**PROVIDED ENTRIES**
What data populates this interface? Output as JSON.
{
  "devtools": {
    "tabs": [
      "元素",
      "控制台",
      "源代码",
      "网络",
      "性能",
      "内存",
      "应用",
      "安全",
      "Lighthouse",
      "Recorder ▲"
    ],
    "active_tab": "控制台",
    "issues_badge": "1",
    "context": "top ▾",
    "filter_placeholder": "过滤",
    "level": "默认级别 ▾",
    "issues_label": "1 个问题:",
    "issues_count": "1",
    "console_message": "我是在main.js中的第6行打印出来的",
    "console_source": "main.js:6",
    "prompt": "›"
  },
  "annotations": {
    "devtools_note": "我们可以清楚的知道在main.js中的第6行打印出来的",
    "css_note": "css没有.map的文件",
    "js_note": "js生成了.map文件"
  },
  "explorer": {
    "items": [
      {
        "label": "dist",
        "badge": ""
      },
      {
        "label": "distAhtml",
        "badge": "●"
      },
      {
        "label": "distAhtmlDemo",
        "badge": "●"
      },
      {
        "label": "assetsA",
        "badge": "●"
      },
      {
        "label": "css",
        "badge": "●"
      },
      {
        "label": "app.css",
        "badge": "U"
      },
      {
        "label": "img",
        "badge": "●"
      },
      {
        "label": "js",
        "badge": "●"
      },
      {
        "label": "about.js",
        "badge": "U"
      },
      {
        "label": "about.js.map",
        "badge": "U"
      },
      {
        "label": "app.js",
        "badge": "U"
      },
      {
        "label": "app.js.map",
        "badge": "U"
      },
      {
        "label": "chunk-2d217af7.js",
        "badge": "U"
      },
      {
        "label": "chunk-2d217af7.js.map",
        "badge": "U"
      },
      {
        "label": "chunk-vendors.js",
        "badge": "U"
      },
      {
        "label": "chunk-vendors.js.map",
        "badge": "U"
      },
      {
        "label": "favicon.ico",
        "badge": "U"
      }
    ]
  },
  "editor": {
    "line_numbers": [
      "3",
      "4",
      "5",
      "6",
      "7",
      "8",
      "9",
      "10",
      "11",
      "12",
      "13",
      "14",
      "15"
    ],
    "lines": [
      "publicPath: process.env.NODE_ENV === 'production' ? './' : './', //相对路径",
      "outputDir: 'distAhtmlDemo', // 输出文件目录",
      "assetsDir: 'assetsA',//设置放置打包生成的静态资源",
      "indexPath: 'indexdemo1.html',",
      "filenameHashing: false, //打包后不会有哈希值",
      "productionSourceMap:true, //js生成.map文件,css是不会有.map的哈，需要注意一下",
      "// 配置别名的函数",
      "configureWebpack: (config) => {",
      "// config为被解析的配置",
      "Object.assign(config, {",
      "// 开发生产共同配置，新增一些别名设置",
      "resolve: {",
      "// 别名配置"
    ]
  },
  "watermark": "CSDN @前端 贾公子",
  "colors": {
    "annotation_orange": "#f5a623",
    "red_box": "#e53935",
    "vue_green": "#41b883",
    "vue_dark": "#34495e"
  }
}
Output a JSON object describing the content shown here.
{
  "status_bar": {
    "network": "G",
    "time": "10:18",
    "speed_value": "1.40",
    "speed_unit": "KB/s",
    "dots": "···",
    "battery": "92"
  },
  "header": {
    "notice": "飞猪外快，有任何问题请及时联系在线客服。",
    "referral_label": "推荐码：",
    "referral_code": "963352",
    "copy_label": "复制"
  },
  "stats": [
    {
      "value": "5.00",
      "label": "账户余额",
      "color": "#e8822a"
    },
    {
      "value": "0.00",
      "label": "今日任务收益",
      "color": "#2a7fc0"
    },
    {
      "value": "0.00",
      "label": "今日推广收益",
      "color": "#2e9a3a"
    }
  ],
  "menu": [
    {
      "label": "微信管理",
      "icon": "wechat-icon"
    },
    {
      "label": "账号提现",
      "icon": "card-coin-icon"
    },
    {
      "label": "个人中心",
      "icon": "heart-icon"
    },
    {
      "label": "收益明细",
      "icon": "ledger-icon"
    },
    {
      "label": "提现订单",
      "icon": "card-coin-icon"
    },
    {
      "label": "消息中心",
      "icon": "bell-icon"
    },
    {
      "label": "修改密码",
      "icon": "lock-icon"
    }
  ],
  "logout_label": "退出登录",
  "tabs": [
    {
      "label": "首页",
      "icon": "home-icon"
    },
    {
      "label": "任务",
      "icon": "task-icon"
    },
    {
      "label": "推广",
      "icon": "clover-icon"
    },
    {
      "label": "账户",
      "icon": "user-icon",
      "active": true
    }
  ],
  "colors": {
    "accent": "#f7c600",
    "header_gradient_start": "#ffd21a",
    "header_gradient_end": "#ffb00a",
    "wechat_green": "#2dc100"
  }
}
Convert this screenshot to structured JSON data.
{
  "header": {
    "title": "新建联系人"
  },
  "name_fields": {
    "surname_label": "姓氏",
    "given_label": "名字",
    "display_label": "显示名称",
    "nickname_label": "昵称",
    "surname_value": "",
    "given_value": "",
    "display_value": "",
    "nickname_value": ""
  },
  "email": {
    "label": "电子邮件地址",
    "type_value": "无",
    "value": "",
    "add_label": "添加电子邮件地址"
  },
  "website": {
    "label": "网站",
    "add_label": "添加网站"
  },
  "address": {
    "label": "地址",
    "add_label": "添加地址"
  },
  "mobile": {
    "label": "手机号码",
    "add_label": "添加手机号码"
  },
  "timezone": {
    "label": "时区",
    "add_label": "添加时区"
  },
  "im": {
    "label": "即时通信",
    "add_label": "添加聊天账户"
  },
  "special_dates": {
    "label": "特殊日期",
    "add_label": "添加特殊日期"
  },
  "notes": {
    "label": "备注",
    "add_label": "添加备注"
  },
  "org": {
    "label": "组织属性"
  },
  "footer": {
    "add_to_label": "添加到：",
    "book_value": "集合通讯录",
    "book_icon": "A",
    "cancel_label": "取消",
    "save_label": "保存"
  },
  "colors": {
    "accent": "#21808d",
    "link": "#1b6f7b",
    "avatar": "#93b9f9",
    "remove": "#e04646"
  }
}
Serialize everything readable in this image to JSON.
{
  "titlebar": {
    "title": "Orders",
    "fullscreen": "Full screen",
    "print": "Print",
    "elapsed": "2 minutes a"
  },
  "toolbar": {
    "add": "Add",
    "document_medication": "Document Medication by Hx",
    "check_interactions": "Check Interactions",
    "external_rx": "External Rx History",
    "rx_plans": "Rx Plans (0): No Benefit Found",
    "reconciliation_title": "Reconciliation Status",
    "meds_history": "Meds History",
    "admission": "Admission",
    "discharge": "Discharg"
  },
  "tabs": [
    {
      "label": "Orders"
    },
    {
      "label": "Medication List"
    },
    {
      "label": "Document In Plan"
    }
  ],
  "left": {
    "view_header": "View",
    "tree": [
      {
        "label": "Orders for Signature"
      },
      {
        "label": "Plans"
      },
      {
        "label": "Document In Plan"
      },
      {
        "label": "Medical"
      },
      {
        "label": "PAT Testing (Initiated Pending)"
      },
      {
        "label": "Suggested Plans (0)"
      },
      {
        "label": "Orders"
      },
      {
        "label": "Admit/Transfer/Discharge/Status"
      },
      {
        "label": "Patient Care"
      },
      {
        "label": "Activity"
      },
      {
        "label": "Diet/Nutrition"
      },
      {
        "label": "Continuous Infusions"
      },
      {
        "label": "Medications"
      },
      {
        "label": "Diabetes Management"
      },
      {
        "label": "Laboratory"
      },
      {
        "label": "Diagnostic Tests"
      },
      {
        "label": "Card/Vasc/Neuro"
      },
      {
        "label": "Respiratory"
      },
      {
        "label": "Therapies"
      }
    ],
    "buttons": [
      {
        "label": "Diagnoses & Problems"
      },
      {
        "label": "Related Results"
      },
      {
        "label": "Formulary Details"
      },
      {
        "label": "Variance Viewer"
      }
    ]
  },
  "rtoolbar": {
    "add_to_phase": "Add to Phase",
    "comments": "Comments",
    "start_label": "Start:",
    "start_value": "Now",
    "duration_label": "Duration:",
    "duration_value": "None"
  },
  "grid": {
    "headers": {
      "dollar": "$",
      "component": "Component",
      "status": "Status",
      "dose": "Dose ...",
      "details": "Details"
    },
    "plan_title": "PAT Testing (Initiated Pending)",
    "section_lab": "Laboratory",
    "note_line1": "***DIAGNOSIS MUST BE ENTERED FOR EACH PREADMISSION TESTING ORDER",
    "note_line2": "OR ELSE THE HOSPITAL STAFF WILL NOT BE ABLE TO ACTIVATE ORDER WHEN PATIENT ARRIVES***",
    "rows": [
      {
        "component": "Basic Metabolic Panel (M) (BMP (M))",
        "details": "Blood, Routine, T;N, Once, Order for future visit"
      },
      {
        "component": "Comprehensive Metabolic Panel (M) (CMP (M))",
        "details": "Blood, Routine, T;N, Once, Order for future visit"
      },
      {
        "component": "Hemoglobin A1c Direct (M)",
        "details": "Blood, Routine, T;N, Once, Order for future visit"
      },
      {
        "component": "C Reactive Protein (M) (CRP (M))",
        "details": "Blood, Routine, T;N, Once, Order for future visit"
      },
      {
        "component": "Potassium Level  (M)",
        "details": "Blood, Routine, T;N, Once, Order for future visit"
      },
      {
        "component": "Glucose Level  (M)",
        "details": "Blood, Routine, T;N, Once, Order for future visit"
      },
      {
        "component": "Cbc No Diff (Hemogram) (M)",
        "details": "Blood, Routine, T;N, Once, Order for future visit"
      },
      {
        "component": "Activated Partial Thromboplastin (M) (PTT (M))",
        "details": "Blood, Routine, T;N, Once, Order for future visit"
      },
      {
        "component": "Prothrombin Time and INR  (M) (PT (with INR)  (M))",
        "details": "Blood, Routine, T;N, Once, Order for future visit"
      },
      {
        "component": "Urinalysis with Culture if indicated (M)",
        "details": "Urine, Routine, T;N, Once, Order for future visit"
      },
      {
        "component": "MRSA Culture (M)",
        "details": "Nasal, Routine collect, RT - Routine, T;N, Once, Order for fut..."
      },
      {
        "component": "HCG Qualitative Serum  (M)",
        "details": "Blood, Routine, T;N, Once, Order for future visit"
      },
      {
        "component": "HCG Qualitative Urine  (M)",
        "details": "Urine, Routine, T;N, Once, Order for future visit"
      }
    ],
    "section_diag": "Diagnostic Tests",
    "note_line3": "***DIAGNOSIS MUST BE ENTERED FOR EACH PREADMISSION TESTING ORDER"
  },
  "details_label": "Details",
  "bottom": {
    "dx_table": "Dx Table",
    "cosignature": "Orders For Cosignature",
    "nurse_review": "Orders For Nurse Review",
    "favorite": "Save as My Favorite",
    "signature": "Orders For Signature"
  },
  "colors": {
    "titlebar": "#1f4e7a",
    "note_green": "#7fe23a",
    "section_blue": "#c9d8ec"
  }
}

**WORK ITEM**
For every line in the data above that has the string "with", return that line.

**SOLUTION TO THE EXERCISE**
        "component": "Prothrombin Time and INR  (M) (PT (with INR)  (M))",
        "component": "Urinalysis with Culture if indicated (M)",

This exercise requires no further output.